• **Exercise prompt**
Repeat the whole listing exactly as it appears.

• **Supplied records**
┏━━

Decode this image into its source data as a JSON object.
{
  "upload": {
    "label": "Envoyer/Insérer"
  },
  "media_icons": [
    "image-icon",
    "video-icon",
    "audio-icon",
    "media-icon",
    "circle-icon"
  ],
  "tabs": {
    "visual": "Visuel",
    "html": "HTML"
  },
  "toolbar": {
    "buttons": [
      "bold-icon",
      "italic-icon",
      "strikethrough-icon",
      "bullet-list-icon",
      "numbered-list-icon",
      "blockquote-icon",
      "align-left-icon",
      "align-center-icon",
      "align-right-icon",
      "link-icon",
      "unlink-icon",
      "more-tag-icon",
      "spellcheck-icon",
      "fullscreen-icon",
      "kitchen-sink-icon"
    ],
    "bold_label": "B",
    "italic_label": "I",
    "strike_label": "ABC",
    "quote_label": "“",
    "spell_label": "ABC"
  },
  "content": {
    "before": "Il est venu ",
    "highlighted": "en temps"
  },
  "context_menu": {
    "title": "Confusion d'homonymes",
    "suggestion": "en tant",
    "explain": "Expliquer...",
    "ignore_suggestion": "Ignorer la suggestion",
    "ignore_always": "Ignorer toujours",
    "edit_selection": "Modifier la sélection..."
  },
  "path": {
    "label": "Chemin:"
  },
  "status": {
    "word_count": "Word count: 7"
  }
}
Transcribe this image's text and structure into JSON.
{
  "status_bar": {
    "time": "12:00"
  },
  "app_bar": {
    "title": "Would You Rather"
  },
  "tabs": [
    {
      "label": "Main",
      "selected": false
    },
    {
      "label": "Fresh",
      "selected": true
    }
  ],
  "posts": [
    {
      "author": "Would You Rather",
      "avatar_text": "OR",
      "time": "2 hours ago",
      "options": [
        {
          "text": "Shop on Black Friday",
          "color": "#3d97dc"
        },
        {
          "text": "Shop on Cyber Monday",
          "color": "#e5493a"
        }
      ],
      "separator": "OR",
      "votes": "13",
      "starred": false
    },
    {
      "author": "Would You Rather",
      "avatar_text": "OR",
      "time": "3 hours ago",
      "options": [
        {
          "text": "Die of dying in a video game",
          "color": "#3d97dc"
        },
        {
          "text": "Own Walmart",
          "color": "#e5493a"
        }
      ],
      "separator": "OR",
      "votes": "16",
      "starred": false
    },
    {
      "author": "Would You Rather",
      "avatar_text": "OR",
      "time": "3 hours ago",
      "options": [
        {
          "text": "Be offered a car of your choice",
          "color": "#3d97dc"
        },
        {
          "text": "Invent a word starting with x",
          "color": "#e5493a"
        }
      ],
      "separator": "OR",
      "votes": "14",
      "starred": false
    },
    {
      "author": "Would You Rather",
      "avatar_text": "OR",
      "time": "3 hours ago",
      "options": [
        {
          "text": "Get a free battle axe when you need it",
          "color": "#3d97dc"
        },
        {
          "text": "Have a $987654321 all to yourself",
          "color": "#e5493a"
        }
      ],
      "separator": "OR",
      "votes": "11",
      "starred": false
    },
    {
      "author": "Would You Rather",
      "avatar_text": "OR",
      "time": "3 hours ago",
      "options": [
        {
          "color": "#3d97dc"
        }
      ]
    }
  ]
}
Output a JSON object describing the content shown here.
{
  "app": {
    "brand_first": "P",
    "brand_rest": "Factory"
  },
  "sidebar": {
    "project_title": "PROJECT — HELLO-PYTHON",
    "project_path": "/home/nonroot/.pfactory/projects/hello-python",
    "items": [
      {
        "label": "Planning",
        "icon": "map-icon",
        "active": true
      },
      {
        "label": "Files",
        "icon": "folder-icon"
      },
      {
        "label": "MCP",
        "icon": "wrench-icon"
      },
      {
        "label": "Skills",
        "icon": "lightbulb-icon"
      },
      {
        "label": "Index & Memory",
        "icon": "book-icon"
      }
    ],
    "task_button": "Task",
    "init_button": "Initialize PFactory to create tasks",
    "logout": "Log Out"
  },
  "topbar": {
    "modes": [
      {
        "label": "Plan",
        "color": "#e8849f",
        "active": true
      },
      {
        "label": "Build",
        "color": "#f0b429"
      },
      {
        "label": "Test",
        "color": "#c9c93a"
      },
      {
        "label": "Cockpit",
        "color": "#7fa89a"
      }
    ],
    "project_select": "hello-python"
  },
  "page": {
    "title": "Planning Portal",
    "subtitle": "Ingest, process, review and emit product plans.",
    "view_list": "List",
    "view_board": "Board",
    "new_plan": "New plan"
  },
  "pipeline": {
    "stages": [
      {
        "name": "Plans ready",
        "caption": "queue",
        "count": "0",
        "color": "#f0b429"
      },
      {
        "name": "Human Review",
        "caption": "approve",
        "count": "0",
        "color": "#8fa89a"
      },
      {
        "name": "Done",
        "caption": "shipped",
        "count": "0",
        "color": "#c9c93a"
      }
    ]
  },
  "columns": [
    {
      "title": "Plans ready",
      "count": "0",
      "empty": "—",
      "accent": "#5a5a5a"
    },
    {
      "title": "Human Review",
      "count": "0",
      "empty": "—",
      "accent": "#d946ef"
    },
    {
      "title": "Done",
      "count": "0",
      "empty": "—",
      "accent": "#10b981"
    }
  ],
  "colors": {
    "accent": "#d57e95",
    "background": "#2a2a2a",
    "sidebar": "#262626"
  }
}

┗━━

• **Your response**
Decode this image into its source data as a JSON object.
{
  "upload": {
    "label": "Envoyer/Insérer"
  },
  "media_icons": [
    "image-icon",
    "video-icon",
    "audio-icon",
    "media-icon",
    "circle-icon"
  ],
  "tabs": {
    "visual": "Visuel",
    "html": "HTML"
  },
  "toolbar": {
    "buttons": [
      "bold-icon",
      "italic-icon",
      "strikethrough-icon",
      "bullet-list-icon",
      "numbered-list-icon",
      "blockquote-icon",
      "align-left-icon",
      "align-center-icon",
      "align-right-icon",
      "link-icon",
      "unlink-icon",
      "more-tag-icon",
      "spellcheck-icon",
      "fullscreen-icon",
      "kitchen-sink-icon"
    ],
    "bold_label": "B",
    "italic_label": "I",
    "strike_label": "ABC",
    "quote_label": "“",
    "spell_label": "ABC"
  },
  "content": {
    "before": "Il est venu ",
    "highlighted": "en temps"
  },
  "context_menu": {
    "title": "Confusion d'homonymes",
    "suggestion": "en tant",
    "explain": "Expliquer...",
    "ignore_suggestion": "Ignorer la suggestion",
    "ignore_always": "Ignorer toujours",
    "edit_selection": "Modifier la sélection..."
  },
  "path": {
    "label": "Chemin:"
  },
  "status": {
    "word_count": "Word count: 7"
  }
}
Transcribe this image's text and structure into JSON.
{
  "status_bar": {
    "time": "12:00"
  },
  "app_bar": {
    "title": "Would You Rather"
  },
  "tabs": [
    {
      "label": "Main",
      "selected": false
    },
    {
      "label": "Fresh",
      "selected": true
    }
  ],
  "posts": [
    {
      "author": "Would You Rather",
      "avatar_text": "OR",
      "time": "2 hours ago",
      "options": [
        {
          "text": "Shop on Black Friday",
          "color": "#3d97dc"
        },
        {
          "text": "Shop on Cyber Monday",
          "color": "#e5493a"
        }
      ],
      "separator": "OR",
      "votes": "13",
      "starred": false
    },
    {
      "author": "Would You Rather",
      "avatar_text": "OR",
      "time": "3 hours ago",
      "options": [
        {
          "text": "Die of dying in a video game",
          "color": "#3d97dc"
        },
        {
          "text": "Own Walmart",
          "color": "#e5493a"
        }
      ],
      "separator": "OR",
      "votes": "16",
      "starred": false
    },
    {
      "author": "Would You Rather",
      "avatar_text": "OR",
      "time": "3 hours ago",
      "options": [
        {
          "text": "Be offered a car of your choice",
          "color": "#3d97dc"
        },
        {
          "text": "Invent a word starting with x",
          "color": "#e5493a"
        }
      ],
      "separator": "OR",
      "votes": "14",
      "starred": false
    },
    {
      "author": "Would You Rather",
      "avatar_text": "OR",
      "time": "3 hours ago",
      "options": [
        {
          "text": "Get a free battle axe when you need it",
          "color": "#3d97dc"
        },
        {
          "text": "Have a $987654321 all to yourself",
          "color": "#e5493a"
        }
      ],
      "separator": "OR",
      "votes": "11",
      "starred": false
    },
    {
      "author": "Would You Rather",
      "avatar_text": "OR",
      "time": "3 hours ago",
      "options": [
        {
          "color": "#3d97dc"
        }
      ]
    }
  ]
}
Output a JSON object describing the content shown here.
{
  "app": {
    "brand_first": "P",
    "brand_rest": "Factory"
  },
  "sidebar": {
    "project_title": "PROJECT — HELLO-PYTHON",
    "project_path": "/home/nonroot/.pfactory/projects/hello-python",
    "items": [
      {
        "label": "Planning",
        "icon": "map-icon",
        "active": true
      },
      {
        "label": "Files",
        "icon": "folder-icon"
      },
      {
        "label": "MCP",
        "icon": "wrench-icon"
      },
      {
        "label": "Skills",
        "icon": "lightbulb-icon"
      },
      {
        "label": "Index & Memory",
        "icon": "book-icon"
      }
    ],
    "task_button": "Task",
    "init_button": "Initialize PFactory to create tasks",
    "logout": "Log Out"
  },
  "topbar": {
    "modes": [
      {
        "label": "Plan",
        "color": "#e8849f",
        "active": true
      },
      {
        "label": "Build",
        "color": "#f0b429"
      },
      {
        "label": "Test",
        "color": "#c9c93a"
      },
      {
        "label": "Cockpit",
        "color": "#7fa89a"
      }
    ],
    "project_select": "hello-python"
  },
  "page": {
    "title": "Planning Portal",
    "subtitle": "Ingest, process, review and emit product plans.",
    "view_list": "List",
    "view_board": "Board",
    "new_plan": "New plan"
  },
  "pipeline": {
    "stages": [
      {
        "name": "Plans ready",
        "caption": "queue",
        "count": "0",
        "color": "#f0b429"
      },
      {
        "name": "Human Review",
        "caption": "approve",
        "count": "0",
        "color": "#8fa89a"
      },
      {
        "name": "Done",
        "caption": "shipped",
        "count": "0",
        "color": "#c9c93a"
      }
    ]
  },
  "columns": [
    {
      "title": "Plans ready",
      "count": "0",
      "empty": "—",
      "accent": "#5a5a5a"
    },
    {
      "title": "Human Review",
      "count": "0",
      "empty": "—",
      "accent": "#d946ef"
    },
    {
      "title": "Done",
      "count": "0",
      "empty": "—",
      "accent": "#10b981"
    }
  ],
  "colors": {
    "accent": "#d57e95",
    "background": "#2a2a2a",
    "sidebar": "#262626"
  }
}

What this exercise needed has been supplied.